• Work order: Retype each entry below, keeping every character the same.
------------------------------
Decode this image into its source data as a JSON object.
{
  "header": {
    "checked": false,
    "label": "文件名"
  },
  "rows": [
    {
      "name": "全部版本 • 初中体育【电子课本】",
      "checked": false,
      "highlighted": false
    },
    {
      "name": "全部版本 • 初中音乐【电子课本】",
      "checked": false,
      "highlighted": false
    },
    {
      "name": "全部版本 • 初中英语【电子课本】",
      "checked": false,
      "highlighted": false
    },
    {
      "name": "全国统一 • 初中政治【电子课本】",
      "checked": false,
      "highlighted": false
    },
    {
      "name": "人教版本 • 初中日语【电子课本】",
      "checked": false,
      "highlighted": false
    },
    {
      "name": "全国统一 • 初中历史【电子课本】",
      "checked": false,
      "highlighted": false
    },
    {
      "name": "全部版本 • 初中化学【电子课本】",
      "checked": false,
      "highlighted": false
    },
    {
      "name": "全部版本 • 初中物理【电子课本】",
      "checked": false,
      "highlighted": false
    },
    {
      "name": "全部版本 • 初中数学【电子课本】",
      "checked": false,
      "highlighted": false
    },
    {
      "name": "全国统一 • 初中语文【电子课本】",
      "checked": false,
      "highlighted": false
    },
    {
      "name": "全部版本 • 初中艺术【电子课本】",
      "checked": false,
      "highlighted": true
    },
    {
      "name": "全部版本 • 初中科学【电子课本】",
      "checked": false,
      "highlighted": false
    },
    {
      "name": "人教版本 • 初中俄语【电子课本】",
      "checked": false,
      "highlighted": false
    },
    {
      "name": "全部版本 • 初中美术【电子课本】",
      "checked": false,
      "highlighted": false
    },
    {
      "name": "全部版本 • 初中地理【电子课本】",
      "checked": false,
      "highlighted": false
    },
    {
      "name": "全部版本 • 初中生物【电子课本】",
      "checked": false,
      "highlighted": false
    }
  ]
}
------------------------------
• Task output:
Decode this image into its source data as a JSON object.
{
  "header": {
    "checked": false,
    "label": "文件名"
  },
  "rows": [
    {
      "name": "全部版本 • 初中体育【电子课本】",
      "checked": false,
      "highlighted": false
    },
    {
      "name": "全部版本 • 初中音乐【电子课本】",
      "checked": false,
      "highlighted": false
    },
    {
      "name": "全部版本 • 初中英语【电子课本】",
      "checked": false,
      "highlighted": false
    },
    {
      "name": "全国统一 • 初中政治【电子课本】",
      "checked": false,
      "highlighted": false
    },
    {
      "name": "人教版本 • 初中日语【电子课本】",
      "checked": false,
      "highlighted": false
    },
    {
      "name": "全国统一 • 初中历史【电子课本】",
      "checked": false,
      "highlighted": false
    },
    {
      "name": "全部版本 • 初中化学【电子课本】",
      "checked": false,
      "highlighted": false
    },
    {
      "name": "全部版本 • 初中物理【电子课本】",
      "checked": false,
      "highlighted": false
    },
    {
      "name": "全部版本 • 初中数学【电子课本】",
      "checked": false,
      "highlighted": false
    },
    {
      "name": "全国统一 • 初中语文【电子课本】",
      "checked": false,
      "highlighted": false
    },
    {
      "name": "全部版本 • 初中艺术【电子课本】",
      "checked": false,
      "highlighted": true
    },
    {
      "name": "全部版本 • 初中科学【电子课本】",
      "checked": false,
      "highlighted": false
    },
    {
      "name": "人教版本 • 初中俄语【电子课本】",
      "checked": false,
      "highlighted": false
    },
    {
      "name": "全部版本 • 初中美术【电子课本】",
      "checked": false,
      "highlighted": false
    },
    {
      "name": "全部版本 • 初中地理【电子课本】",
      "checked": false,
      "highlighted": false
    },
    {
      "name": "全部版本 • 初中生物【电子课本】",
      "checked": false,
      "highlighted": false
    }
  ]
}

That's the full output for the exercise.